Each entry below has to be written out again exactly.

*** Block opens ***

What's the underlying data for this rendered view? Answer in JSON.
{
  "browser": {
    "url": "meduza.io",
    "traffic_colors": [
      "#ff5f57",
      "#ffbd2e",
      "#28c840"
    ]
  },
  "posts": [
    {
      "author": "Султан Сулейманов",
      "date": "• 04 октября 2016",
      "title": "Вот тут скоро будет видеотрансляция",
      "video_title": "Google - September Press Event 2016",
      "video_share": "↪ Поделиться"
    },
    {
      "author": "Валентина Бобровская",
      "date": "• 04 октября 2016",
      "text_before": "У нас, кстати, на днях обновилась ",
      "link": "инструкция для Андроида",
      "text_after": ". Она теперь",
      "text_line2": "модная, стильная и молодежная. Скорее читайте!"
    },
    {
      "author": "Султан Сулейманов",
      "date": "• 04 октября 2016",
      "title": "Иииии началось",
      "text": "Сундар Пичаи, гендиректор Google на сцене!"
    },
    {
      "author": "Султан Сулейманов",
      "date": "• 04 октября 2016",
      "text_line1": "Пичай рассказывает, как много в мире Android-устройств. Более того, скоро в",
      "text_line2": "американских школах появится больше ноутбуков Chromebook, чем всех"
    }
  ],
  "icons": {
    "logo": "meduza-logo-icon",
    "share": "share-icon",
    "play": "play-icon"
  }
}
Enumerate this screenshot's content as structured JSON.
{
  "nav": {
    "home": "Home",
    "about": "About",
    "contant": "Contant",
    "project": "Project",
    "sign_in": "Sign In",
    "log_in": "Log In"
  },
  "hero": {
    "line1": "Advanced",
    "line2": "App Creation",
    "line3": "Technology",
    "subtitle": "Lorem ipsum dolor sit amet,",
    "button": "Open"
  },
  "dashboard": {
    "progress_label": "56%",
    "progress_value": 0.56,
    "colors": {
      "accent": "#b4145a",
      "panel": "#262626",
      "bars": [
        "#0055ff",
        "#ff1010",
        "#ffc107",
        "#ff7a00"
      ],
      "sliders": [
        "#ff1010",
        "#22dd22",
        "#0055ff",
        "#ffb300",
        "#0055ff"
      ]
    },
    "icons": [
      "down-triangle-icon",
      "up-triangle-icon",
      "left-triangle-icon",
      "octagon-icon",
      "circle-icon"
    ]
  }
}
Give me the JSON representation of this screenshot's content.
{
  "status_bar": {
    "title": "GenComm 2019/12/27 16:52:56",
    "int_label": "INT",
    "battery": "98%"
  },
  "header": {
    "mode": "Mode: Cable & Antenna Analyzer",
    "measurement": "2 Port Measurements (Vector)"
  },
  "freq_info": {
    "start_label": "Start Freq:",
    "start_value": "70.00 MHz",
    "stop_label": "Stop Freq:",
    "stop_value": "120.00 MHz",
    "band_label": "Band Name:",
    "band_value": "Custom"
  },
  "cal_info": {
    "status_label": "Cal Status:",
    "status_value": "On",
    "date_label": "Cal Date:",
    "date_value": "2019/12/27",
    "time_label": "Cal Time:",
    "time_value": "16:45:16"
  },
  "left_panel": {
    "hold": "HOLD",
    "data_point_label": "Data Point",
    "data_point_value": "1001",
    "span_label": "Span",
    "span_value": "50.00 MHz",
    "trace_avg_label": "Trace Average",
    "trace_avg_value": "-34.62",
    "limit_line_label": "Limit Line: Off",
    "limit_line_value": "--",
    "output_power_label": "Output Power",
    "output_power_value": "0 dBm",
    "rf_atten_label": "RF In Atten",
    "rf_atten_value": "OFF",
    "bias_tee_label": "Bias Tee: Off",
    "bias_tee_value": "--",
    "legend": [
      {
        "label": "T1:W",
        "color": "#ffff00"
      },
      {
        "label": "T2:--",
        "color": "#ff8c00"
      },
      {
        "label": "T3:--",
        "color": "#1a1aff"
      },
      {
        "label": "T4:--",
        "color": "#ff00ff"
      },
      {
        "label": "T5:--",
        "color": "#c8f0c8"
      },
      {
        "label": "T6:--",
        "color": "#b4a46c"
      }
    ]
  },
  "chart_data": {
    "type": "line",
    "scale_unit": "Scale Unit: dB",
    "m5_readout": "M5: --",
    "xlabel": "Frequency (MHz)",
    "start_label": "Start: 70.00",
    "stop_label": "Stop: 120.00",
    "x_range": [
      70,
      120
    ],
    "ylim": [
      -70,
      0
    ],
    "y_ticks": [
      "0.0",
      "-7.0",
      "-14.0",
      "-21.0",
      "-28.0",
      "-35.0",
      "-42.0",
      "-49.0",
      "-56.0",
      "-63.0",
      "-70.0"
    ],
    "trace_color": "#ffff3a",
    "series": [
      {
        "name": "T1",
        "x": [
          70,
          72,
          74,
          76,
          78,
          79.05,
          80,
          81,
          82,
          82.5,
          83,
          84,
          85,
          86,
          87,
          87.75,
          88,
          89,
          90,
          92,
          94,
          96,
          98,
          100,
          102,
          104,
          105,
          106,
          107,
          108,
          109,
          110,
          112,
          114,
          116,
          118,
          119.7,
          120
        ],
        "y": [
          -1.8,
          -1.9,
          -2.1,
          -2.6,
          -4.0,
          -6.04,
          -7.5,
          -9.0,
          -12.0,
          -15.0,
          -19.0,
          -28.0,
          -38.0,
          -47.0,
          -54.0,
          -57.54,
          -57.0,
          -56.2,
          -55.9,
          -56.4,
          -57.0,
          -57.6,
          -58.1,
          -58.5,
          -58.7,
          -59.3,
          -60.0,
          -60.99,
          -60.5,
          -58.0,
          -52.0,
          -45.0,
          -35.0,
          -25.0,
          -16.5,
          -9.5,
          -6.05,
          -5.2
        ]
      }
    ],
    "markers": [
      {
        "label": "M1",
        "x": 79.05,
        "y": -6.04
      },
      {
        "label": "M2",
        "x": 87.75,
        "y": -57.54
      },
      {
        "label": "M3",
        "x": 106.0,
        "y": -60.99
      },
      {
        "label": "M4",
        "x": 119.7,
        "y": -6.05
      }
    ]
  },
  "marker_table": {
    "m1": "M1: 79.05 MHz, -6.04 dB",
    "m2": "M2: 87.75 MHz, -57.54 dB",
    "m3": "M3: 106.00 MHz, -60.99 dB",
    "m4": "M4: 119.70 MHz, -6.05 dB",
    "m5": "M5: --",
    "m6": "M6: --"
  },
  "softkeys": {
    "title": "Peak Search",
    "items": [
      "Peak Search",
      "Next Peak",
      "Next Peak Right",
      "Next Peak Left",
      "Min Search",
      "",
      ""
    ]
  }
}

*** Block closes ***

**Answer to this task**
What's the underlying data for this rendered view? Answer in JSON.
{
  "browser": {
    "url": "meduza.io",
    "traffic_colors": [
      "#ff5f57",
      "#ffbd2e",
      "#28c840"
    ]
  },
  "posts": [
    {
      "author": "Султан Сулейманов",
      "date": "• 04 октября 2016",
      "title": "Вот тут скоро будет видеотрансляция",
      "video_title": "Google - September Press Event 2016",
      "video_share": "↪ Поделиться"
    },
    {
      "author": "Валентина Бобровская",
      "date": "• 04 октября 2016",
      "text_before": "У нас, кстати, на днях обновилась ",
      "link": "инструкция для Андроида",
      "text_after": ". Она теперь",
      "text_line2": "модная, стильная и молодежная. Скорее читайте!"
    },
    {
      "author": "Султан Сулейманов",
      "date": "• 04 октября 2016",
      "title": "Иииии началось",
      "text": "Сундар Пичаи, гендиректор Google на сцене!"
    },
    {
      "author": "Султан Сулейманов",
      "date": "• 04 октября 2016",
      "text_line1": "Пичай рассказывает, как много в мире Android-устройств. Более того, скоро в",
      "text_line2": "американских школах появится больше ноутбуков Chromebook, чем всех"
    }
  ],
  "icons": {
    "logo": "meduza-logo-icon",
    "share": "share-icon",
    "play": "play-icon"
  }
}
Enumerate this screenshot's content as structured JSON.
{
  "nav": {
    "home": "Home",
    "about": "About",
    "contant": "Contant",
    "project": "Project",
    "sign_in": "Sign In",
    "log_in": "Log In"
  },
  "hero": {
    "line1": "Advanced",
    "line2": "App Creation",
    "line3": "Technology",
    "subtitle": "Lorem ipsum dolor sit amet,",
    "button": "Open"
  },
  "dashboard": {
    "progress_label": "56%",
    "progress_value": 0.56,
    "colors": {
      "accent": "#b4145a",
      "panel": "#262626",
      "bars": [
        "#0055ff",
        "#ff1010",
        "#ffc107",
        "#ff7a00"
      ],
      "sliders": [
        "#ff1010",
        "#22dd22",
        "#0055ff",
        "#ffb300",
        "#0055ff"
      ]
    },
    "icons": [
      "down-triangle-icon",
      "up-triangle-icon",
      "left-triangle-icon",
      "octagon-icon",
      "circle-icon"
    ]
  }
}
Give me the JSON representation of this screenshot's content.
{
  "status_bar": {
    "title": "GenComm 2019/12/27 16:52:56",
    "int_label": "INT",
    "battery": "98%"
  },
  "header": {
    "mode": "Mode: Cable & Antenna Analyzer",
    "measurement": "2 Port Measurements (Vector)"
  },
  "freq_info": {
    "start_label": "Start Freq:",
    "start_value": "70.00 MHz",
    "stop_label": "Stop Freq:",
    "stop_value": "120.00 MHz",
    "band_label": "Band Name:",
    "band_value": "Custom"
  },
  "cal_info": {
    "status_label": "Cal Status:",
    "status_value": "On",
    "date_label": "Cal Date:",
    "date_value": "2019/12/27",
    "time_label": "Cal Time:",
    "time_value": "16:45:16"
  },
  "left_panel": {
    "hold": "HOLD",
    "data_point_label": "Data Point",
    "data_point_value": "1001",
    "span_label": "Span",
    "span_value": "50.00 MHz",
    "trace_avg_label": "Trace Average",
    "trace_avg_value": "-34.62",
    "limit_line_label": "Limit Line: Off",
    "limit_line_value": "--",
    "output_power_label": "Output Power",
    "output_power_value": "0 dBm",
    "rf_atten_label": "RF In Atten",
    "rf_atten_value": "OFF",
    "bias_tee_label": "Bias Tee: Off",
    "bias_tee_value": "--",
    "legend": [
      {
        "label": "T1:W",
        "color": "#ffff00"
      },
      {
        "label": "T2:--",
        "color": "#ff8c00"
      },
      {
        "label": "T3:--",
        "color": "#1a1aff"
      },
      {
        "label": "T4:--",
        "color": "#ff00ff"
      },
      {
        "label": "T5:--",
        "color": "#c8f0c8"
      },
      {
        "label": "T6:--",
        "color": "#b4a46c"
      }
    ]
  },
  "chart_data": {
    "type": "line",
    "scale_unit": "Scale Unit: dB",
    "m5_readout": "M5: --",
    "xlabel": "Frequency (MHz)",
    "start_label": "Start: 70.00",
    "stop_label": "Stop: 120.00",
    "x_range": [
      70,
      120
    ],
    "ylim": [
      -70,
      0
    ],
    "y_ticks": [
      "0.0",
      "-7.0",
      "-14.0",
      "-21.0",
      "-28.0",
      "-35.0",
      "-42.0",
      "-49.0",
      "-56.0",
      "-63.0",
      "-70.0"
    ],
    "trace_color": "#ffff3a",
    "series": [
      {
        "name": "T1",
        "x": [
          70,
          72,
          74,
          76,
          78,
          79.05,
          80,
          81,
          82,
          82.5,
          83,
          84,
          85,
          86,
          87,
          87.75,
          88,
          89,
          90,
          92,
          94,
          96,
          98,
          100,
          102,
          104,
          105,
          106,
          107,
          108,
          109,
          110,
          112,
          114,
          116,
          118,
          119.7,
          120
        ],
        "y": [
          -1.8,
          -1.9,
          -2.1,
          -2.6,
          -4.0,
          -6.04,
          -7.5,
          -9.0,
          -12.0,
          -15.0,
          -19.0,
          -28.0,
          -38.0,
          -47.0,
          -54.0,
          -57.54,
          -57.0,
          -56.2,
          -55.9,
          -56.4,
          -57.0,
          -57.6,
          -58.1,
          -58.5,
          -58.7,
          -59.3,
          -60.0,
          -60.99,
          -60.5,
          -58.0,
          -52.0,
          -45.0,
          -35.0,
          -25.0,
          -16.5,
          -9.5,
          -6.05,
          -5.2
        ]
      }
    ],
    "markers": [
      {
        "label": "M1",
        "x": 79.05,
        "y": -6.04
      },
      {
        "label": "M2",
        "x": 87.75,
        "y": -57.54
      },
      {
        "label": "M3",
        "x": 106.0,
        "y": -60.99
      },
      {
        "label": "M4",
        "x": 119.7,
        "y": -6.05
      }
    ]
  },
  "marker_table": {
    "m1": "M1: 79.05 MHz, -6.04 dB",
    "m2": "M2: 87.75 MHz, -57.54 dB",
    "m3": "M3: 106.00 MHz, -60.99 dB",
    "m4": "M4: 119.70 MHz, -6.05 dB",
    "m5": "M5: --",
    "m6": "M6: --"
  },
  "softkeys": {
    "title": "Peak Search",
    "items": [
      "Peak Search",
      "Next Peak",
      "Next Peak Right",
      "Next Peak Left",
      "Min Search",
      "",
      ""
    ]
  }
}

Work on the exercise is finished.